In short, the ad business didn’t fit in with the rest of Limelight’s value-added services, and EyeWonder didn’t grow as quickly as the CDN provider expected — or really, at all. When Limelight’s big interactive ad acquisition was first announced more than 18 months ago, EyeWonder was expected to add about $40 million in annual revenues to the company. In DG’s press release announcing its purchase of the unit, it said it “expects EyeWonder to generate revenues of approximately $36 million to $37 million for full year 2011.”

The acquisition of EyeWonder followed Limelight’s strategy of placing bets on companies with solid technology but underperforming sales or operations teams. Following a conversation in May with Limelight CEO Jeff Lunsford about what the company looks for in acquisitions, I wrote:

Limelight looks for quality teams that have built a good product but haven’t had great luck with sales and marketing. It then fits the technology and team in with its own architecture, and hopes to accelerate revenues by selling across its customer base.

Sometimes that strategy backfires, as it did with EyeWonder — and sometimes it pays off. While EyeWonder was a big part of Limelight’s value-added services business, it wasn’t the part that was growing. Limelight’s Software-as-a-Service business, which includes the assets of video management firm Delve Networks, which Limelight purchased in August 2010, and CMS player Clickability, which was acquired in May this year, has grown nearly 50 percent, according to Limelight VP of Corporate Communications Paul Alfieri.

Limelight’s acquisition of EyeWonder might not have panned out, but today’s deal makes a lot of sense for DG, which already has an ad business. DG plans to combine EyeWonder’s behavioral ad technology with MediaMind, which it acquired in June. And people are still bullish on interactive ads in general; for instance, New York City-based interactive ad startup Innovid raised $9.5 million in a Series B funding round led by Sequoia announced Tuesday morning.
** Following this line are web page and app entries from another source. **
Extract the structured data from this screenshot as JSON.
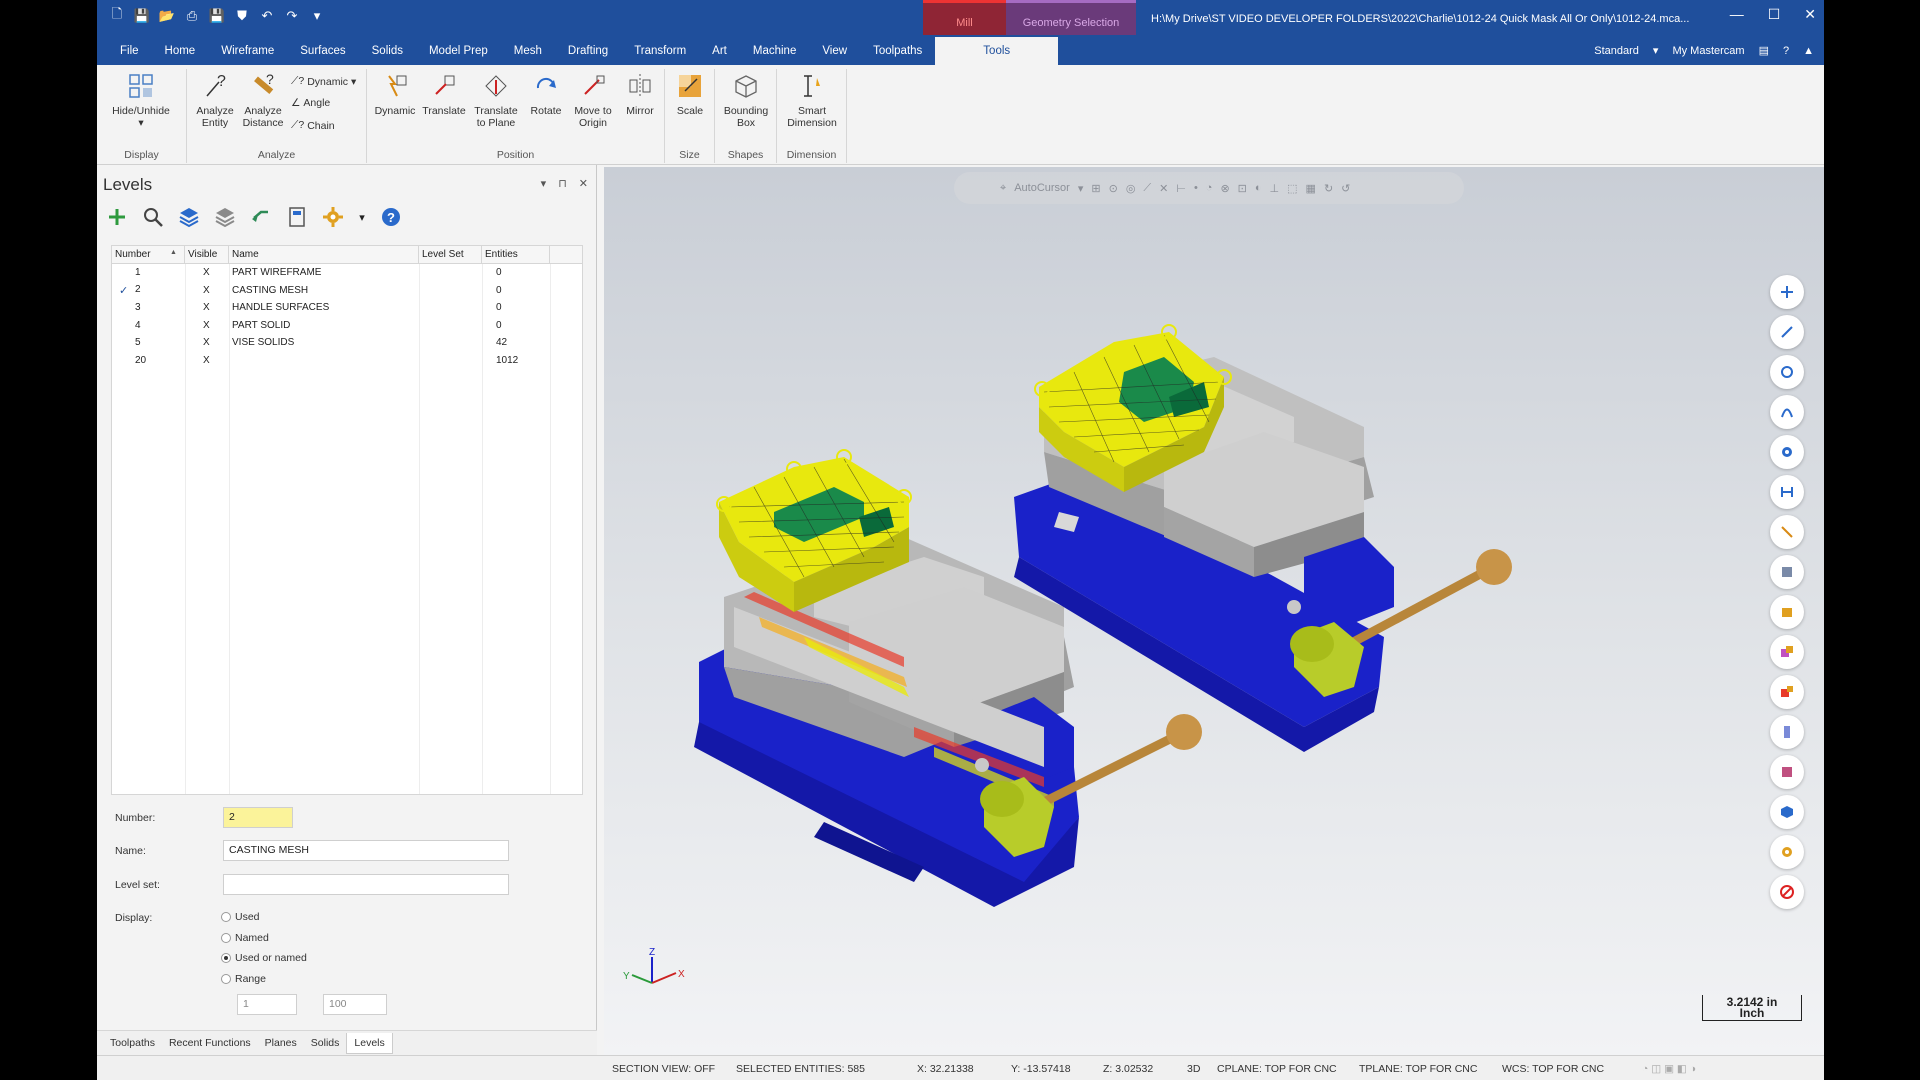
{
  "titlebar": {
    "context_mill": "Mill",
    "context_geometry": "Geometry Selection",
    "path": "H:\\My Drive\\ST VIDEO DEVELOPER FOLDERS\\2022\\Charlie\\1012-24 Quick Mask All Or Only\\1012-24.mca..."
  },
  "menu": {
    "tabs": [
      "File",
      "Home",
      "Wireframe",
      "Surfaces",
      "Solids",
      "Model Prep",
      "Mesh",
      "Drafting",
      "Transform",
      "Art",
      "Machine",
      "View",
      "Toolpaths",
      "Tools"
    ],
    "active": "Tools",
    "workspace": "Standard",
    "my_mastercam": "My Mastercam"
  },
  "ribbon": {
    "display": {
      "label": "Display",
      "hide_unhide": "Hide/Unhide"
    },
    "analyze": {
      "label": "Analyze",
      "entity": "Analyze Entity",
      "distance": "Analyze Distance",
      "dynamic": "Dynamic",
      "angle": "Angle",
      "chain": "Chain"
    },
    "position": {
      "label": "Position",
      "dynamic": "Dynamic",
      "translate": "Translate",
      "translate_plane": "Translate to Plane",
      "rotate": "Rotate",
      "move_origin": "Move to Origin",
      "mirror": "Mirror"
    },
    "size": {
      "label": "Size",
      "scale": "Scale"
    },
    "shapes": {
      "label": "Shapes",
      "bounding_box": "Bounding Box"
    },
    "dimension": {
      "label": "Dimension",
      "smart": "Smart Dimension"
    }
  },
  "levels": {
    "title": "Levels",
    "columns": [
      "Number",
      "Visible",
      "Name",
      "Level Set",
      "Entities"
    ],
    "rows": [
      {
        "number": "1",
        "visible": "X",
        "name": "PART WIREFRAME",
        "level_set": "",
        "entities": "0",
        "active": false
      },
      {
        "number": "2",
        "visible": "X",
        "name": "CASTING MESH",
        "level_set": "",
        "entities": "0",
        "active": true
      },
      {
        "number": "3",
        "visible": "X",
        "name": "HANDLE SURFACES",
        "level_set": "",
        "entities": "0",
        "active": false
      },
      {
        "number": "4",
        "visible": "X",
        "name": "PART SOLID",
        "level_set": "",
        "entities": "0",
        "active": false
      },
      {
        "number": "5",
        "visible": "X",
        "name": "VISE SOLIDS",
        "level_set": "",
        "entities": "42",
        "active": false
      },
      {
        "number": "20",
        "visible": "X",
        "name": "",
        "level_set": "",
        "entities": "1012",
        "active": false
      }
    ],
    "form": {
      "number_label": "Number:",
      "number_value": "2",
      "name_label": "Name:",
      "name_value": "CASTING MESH",
      "level_set_label": "Level set:",
      "level_set_value": "",
      "display_label": "Display:",
      "options": [
        "Used",
        "Named",
        "Used or named",
        "Range"
      ],
      "selected_option": "Used or named",
      "range_from": "1",
      "range_to": "100"
    }
  },
  "bottom_tabs": [
    "Toolpaths",
    "Recent Functions",
    "Planes",
    "Solids",
    "Levels"
  ],
  "bottom_active": "Levels",
  "viewport": {
    "autocursor": "AutoCursor",
    "scale_value": "3.2142 in",
    "scale_unit": "Inch",
    "axis_x": "X",
    "axis_y": "Y",
    "axis_z": "Z"
  },
  "status": {
    "section_view": "SECTION VIEW: OFF",
    "selected": "SELECTED ENTITIES: 585",
    "x": "X:  32.21338",
    "y": "Y:  -13.57418",
    "z": "Z:  3.02532",
    "mode": "3D",
    "cplane": "CPLANE: TOP FOR CNC",
    "tplane": "TPLANE: TOP FOR CNC",
    "wcs": "WCS: TOP FOR CNC"
  },
  "colors": {
    "accent": "#1f4f9c",
    "vise": "#1a22c9",
    "mesh": "#e8e80e"
  }
}
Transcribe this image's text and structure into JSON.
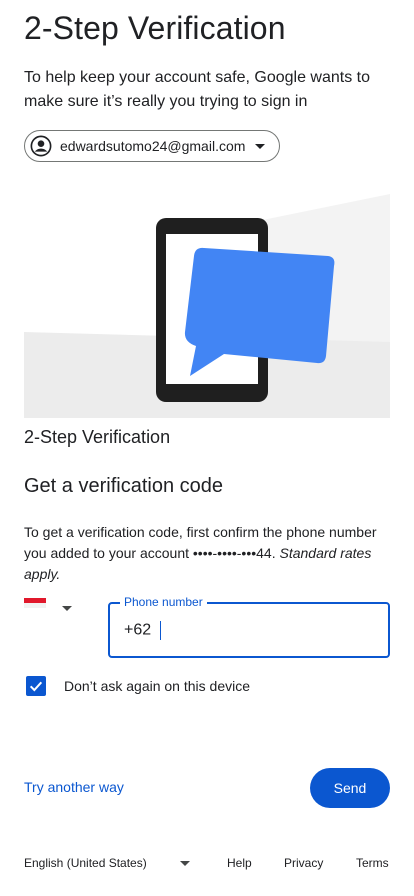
{
  "header": {
    "title": "2-Step Verification",
    "subtitle": "To help keep your account safe, Google wants to make sure it’s really you trying to sign in"
  },
  "account": {
    "email": "edwardsutomo24@gmail.com",
    "avatar_icon": "account-circle-icon"
  },
  "illustration": {
    "icon": "phone-with-chat-bubble-illustration",
    "bubble_color": "#4285f4"
  },
  "section": {
    "heading": "2-Step Verification",
    "subheading": "Get a verification code",
    "description": "To get a verification code, first confirm the phone number you added to your account ••••-••••-•••44. ",
    "rates_note": "Standard rates apply."
  },
  "phone": {
    "country_flag": "indonesia-flag-icon",
    "label": "Phone number",
    "value": "+62 "
  },
  "remember": {
    "label": "Don’t ask again on this device",
    "checked": true
  },
  "actions": {
    "try_another": "Try another way",
    "send": "Send"
  },
  "footer": {
    "language": "English (United States)",
    "help": "Help",
    "privacy": "Privacy",
    "terms": "Terms"
  },
  "colors": {
    "primary": "#0b57d0",
    "text": "#202124"
  }
}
Photo courtesy of (CC BY 2.0) Flickr user Christopher Chappelear.